Your instructions
Search the entries for the word "Temperature". Copy every line that holds it.
**** Entries supplied
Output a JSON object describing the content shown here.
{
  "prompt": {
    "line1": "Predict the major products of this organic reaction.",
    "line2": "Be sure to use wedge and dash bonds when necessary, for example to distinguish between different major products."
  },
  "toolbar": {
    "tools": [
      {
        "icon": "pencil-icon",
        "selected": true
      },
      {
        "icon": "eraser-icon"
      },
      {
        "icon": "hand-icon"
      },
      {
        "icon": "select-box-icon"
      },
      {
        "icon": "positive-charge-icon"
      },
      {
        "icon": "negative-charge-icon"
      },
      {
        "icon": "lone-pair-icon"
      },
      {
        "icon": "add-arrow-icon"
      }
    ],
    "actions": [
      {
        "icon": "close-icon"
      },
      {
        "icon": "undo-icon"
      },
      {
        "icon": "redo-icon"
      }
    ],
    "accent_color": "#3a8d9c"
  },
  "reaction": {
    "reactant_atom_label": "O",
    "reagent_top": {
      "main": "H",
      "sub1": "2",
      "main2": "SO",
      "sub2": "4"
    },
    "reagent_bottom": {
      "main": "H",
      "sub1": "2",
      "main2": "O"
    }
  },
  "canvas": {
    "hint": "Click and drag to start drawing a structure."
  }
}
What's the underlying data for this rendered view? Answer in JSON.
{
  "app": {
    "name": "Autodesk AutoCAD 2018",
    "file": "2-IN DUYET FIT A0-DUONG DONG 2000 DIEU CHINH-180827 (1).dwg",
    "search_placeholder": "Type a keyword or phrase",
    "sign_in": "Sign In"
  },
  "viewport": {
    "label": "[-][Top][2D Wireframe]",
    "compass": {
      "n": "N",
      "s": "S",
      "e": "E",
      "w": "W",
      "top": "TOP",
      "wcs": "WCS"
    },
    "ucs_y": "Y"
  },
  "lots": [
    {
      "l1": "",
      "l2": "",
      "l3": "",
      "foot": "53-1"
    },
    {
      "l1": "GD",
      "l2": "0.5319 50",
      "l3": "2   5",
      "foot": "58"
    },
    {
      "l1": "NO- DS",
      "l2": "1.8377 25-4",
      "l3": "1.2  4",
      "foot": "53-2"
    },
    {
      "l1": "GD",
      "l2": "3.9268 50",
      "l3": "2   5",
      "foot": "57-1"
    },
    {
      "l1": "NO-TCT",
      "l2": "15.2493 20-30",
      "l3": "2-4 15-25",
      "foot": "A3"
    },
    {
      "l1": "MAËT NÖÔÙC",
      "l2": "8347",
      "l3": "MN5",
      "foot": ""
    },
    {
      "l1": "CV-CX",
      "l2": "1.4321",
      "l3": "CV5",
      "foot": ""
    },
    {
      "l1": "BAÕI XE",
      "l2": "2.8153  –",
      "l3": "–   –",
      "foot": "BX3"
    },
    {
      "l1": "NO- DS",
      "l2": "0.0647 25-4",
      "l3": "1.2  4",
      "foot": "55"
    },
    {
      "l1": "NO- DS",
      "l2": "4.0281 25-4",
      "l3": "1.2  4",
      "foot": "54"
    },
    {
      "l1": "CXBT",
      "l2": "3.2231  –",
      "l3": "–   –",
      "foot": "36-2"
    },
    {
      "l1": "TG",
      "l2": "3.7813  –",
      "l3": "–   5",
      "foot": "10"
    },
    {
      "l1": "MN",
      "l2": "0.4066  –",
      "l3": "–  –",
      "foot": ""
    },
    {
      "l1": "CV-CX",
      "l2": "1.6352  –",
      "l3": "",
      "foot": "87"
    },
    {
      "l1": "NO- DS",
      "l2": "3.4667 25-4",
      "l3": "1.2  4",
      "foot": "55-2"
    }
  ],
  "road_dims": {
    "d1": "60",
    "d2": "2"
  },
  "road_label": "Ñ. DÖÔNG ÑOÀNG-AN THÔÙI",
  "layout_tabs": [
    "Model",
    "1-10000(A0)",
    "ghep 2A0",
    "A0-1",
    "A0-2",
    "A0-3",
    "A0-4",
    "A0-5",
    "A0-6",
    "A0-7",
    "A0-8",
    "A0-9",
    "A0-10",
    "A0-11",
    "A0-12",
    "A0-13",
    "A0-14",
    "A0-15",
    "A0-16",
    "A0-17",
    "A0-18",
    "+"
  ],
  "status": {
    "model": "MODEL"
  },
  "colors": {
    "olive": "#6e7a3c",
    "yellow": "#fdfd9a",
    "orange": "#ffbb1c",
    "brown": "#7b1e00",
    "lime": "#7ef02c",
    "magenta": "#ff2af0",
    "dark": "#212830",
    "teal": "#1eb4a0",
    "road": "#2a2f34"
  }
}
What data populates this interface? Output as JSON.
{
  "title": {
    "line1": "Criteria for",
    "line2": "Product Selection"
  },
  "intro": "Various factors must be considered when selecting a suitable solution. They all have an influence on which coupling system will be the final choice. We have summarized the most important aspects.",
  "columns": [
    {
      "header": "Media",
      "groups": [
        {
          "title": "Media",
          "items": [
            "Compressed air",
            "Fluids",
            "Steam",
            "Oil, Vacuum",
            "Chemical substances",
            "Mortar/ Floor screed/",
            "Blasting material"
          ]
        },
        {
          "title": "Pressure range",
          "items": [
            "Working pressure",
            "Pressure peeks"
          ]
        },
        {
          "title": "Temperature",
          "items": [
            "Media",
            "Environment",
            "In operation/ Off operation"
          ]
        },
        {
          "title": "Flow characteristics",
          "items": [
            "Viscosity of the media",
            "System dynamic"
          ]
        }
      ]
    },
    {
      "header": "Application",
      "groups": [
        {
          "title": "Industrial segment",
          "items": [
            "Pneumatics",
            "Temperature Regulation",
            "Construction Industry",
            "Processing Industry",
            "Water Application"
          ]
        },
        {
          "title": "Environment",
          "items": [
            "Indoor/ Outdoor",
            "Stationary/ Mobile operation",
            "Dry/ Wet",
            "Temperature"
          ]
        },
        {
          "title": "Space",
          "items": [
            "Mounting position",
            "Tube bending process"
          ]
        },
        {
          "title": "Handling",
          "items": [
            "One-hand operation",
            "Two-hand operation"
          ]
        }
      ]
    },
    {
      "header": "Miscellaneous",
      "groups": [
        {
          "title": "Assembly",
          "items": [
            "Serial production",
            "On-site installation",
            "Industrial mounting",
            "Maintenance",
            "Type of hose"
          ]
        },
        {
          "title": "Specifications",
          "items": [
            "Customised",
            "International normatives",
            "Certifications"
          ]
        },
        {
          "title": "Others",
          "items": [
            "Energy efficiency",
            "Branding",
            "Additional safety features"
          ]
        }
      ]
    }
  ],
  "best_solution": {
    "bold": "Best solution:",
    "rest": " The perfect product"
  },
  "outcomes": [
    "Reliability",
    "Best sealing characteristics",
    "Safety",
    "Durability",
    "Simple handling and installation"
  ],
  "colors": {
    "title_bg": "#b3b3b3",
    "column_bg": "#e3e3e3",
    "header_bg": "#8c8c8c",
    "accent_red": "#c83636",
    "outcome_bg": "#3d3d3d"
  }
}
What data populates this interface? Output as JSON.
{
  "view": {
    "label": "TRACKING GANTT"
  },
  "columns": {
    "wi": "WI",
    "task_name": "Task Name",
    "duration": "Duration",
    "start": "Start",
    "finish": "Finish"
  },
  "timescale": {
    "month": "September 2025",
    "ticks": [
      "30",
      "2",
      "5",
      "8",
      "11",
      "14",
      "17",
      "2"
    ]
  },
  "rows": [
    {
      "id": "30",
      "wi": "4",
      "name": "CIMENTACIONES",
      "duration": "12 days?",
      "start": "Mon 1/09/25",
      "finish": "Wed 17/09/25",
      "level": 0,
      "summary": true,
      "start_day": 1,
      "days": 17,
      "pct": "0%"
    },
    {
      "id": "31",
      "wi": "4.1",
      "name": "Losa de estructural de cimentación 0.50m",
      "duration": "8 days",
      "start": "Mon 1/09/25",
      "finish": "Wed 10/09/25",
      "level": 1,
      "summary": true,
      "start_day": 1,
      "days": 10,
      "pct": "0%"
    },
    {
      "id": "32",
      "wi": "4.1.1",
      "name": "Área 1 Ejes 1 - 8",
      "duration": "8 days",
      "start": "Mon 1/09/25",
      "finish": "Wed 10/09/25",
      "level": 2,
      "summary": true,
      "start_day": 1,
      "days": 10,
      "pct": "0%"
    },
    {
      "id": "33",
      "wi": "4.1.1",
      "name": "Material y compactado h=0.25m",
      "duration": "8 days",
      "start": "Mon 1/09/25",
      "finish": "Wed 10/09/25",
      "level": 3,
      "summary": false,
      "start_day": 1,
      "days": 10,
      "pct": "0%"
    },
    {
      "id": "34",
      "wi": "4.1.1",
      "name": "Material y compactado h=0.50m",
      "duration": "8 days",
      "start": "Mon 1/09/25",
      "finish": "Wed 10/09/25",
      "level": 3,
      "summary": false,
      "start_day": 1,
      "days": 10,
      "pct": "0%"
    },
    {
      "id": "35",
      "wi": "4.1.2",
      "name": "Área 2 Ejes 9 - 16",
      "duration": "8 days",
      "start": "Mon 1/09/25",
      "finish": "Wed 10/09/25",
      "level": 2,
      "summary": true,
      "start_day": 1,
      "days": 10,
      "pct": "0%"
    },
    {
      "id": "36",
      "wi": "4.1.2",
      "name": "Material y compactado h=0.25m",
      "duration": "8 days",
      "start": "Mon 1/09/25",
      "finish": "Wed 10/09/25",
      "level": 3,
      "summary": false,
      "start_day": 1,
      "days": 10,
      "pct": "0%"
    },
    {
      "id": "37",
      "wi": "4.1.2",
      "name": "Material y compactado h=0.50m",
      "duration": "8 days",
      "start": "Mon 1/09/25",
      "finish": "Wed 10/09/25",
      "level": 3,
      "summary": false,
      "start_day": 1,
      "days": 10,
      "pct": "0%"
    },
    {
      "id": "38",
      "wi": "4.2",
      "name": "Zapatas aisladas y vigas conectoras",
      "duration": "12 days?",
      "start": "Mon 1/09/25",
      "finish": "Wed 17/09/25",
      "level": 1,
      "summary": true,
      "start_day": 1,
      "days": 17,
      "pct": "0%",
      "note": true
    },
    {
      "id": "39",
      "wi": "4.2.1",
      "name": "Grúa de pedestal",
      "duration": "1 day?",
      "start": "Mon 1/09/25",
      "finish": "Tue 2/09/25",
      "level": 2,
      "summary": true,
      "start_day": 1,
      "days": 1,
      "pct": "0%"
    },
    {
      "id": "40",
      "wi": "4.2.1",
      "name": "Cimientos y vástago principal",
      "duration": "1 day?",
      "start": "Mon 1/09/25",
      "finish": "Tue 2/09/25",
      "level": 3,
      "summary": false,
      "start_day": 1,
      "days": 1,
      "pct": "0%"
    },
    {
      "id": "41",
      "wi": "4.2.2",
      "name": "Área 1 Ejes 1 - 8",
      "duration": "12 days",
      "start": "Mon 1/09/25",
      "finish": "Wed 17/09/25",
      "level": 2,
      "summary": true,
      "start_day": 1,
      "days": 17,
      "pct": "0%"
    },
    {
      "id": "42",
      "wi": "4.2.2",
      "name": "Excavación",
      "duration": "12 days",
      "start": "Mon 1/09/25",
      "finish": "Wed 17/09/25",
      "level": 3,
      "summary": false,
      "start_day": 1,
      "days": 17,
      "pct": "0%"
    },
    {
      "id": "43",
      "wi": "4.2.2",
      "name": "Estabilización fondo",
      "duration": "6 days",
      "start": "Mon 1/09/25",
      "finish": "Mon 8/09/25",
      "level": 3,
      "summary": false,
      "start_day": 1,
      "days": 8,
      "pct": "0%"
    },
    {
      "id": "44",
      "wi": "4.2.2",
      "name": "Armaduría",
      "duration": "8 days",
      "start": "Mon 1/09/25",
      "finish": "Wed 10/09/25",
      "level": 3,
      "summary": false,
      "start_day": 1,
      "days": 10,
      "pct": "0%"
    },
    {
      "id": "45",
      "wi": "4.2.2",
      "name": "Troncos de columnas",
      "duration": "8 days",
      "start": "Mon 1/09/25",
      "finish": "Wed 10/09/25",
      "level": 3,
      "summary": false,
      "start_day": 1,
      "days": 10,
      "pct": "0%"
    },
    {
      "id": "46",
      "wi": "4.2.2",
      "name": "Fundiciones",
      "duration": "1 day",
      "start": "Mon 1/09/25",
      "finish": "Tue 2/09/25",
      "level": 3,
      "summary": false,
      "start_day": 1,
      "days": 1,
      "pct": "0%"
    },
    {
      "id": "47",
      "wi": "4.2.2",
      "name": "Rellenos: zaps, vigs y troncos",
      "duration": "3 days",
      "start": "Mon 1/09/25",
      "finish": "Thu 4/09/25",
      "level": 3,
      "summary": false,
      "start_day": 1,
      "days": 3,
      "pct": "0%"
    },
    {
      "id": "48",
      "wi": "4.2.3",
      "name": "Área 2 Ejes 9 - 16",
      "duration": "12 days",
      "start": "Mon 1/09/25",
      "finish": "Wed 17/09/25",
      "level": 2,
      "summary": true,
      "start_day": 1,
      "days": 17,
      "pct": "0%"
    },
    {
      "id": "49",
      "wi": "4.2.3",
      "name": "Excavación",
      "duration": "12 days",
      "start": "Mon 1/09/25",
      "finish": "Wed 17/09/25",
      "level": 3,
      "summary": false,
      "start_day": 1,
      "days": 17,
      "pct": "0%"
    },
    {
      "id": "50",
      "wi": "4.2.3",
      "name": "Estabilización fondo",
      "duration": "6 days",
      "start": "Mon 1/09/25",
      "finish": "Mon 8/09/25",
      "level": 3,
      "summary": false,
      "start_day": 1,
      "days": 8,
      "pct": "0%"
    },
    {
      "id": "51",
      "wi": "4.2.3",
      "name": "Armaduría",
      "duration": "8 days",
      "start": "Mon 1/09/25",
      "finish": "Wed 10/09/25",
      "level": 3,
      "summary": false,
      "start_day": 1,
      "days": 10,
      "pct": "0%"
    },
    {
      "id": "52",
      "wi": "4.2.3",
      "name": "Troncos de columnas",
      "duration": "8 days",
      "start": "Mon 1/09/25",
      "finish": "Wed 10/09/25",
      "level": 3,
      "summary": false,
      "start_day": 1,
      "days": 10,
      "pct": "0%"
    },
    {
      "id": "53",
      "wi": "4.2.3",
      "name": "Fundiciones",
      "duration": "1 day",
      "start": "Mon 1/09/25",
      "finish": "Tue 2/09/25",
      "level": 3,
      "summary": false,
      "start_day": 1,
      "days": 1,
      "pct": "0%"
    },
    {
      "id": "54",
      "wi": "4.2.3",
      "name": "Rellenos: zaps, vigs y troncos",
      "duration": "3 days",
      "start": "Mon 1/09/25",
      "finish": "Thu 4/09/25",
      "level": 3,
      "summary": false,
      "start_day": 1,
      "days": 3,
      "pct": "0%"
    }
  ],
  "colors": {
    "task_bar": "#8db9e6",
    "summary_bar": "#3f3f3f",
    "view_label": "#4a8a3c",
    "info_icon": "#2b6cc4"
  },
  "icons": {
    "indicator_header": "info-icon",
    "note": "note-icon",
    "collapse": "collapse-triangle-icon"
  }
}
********
Answer for the task
          "title": "Temperature",
            "Temperature Regulation",
            "Temperature"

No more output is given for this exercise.